Easy WebSocket

Easy WebSocket (GitHub: jeromeetienne / EasyWebsocket, MIT
License) also by Jerome Etienne is an effort to remove servers from the
WebSocket equation. It appears to use iframes and a small Python App
Engine script to make accessing resources as easy as this:

  var socket = new EasyWebSocket('ws://example.com/resource');

  socket.onopen = function() {
    socket.send('hello world.')
  }

  socket.onmessage = function(event) {
    alert('received: ' + event.data);
  }

So technically it still depends on a server, but it could make the lives
of front-end developers simpler who aren't used to messing around with
server-side code.

mapKey

mapKey (GitHub: pixelmatrix / mapkey, MIT License) by Josh Pyles is a jQuery keyboard shortcut plugin that has
aliases for a lot of keys. Rather than working out the key codes for
arrow keys, left and up can be used instead:

$.mapKey('down', function() {
  // Keyboard shortcut event support goes here
});

I always try to add keyboard shortcuts to my apps, so rather than my
hokey homebrew keyboard code I might give this a try. One thing to
remember when supporting hotkeys is to be specific -- if a letter key is
pressed should this still trigger when the shift or metakeys are held
down?

bValidator

bValidator is a client-side validation library with extensive form control support and configuration
options.

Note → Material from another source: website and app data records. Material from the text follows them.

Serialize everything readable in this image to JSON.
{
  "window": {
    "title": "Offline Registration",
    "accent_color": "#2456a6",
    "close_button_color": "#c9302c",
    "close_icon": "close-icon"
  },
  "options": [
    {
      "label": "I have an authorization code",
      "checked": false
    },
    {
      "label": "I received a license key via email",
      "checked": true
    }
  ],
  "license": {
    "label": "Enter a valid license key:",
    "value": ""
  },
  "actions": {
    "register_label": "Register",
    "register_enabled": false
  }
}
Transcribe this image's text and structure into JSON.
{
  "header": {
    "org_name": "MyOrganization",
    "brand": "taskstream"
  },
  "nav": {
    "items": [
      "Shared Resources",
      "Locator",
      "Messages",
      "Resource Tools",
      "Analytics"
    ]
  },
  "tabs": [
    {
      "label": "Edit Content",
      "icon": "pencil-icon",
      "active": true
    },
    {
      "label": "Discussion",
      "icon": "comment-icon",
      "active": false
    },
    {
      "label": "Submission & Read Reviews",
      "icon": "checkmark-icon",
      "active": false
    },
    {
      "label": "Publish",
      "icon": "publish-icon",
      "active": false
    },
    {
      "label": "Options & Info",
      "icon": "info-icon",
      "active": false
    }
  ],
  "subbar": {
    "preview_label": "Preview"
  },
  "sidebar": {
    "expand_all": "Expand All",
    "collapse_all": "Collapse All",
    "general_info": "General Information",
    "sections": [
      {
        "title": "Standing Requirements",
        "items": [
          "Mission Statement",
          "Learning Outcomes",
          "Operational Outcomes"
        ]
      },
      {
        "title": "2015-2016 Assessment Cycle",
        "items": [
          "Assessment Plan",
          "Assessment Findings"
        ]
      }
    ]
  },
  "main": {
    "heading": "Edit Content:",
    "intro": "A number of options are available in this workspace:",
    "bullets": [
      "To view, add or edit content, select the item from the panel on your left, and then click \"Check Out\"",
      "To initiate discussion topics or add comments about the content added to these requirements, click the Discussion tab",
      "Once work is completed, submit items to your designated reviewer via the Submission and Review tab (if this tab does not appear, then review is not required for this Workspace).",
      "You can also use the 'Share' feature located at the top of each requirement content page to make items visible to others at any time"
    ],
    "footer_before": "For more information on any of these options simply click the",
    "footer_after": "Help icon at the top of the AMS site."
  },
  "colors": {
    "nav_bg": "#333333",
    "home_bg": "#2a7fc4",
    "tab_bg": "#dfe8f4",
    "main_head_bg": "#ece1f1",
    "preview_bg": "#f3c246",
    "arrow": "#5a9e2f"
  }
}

Custom attributes can be used to define the required
validations on a field:

This can be changed when setting up the plugin:

('#form').bValidator({ validateActionsAttr: 'class' })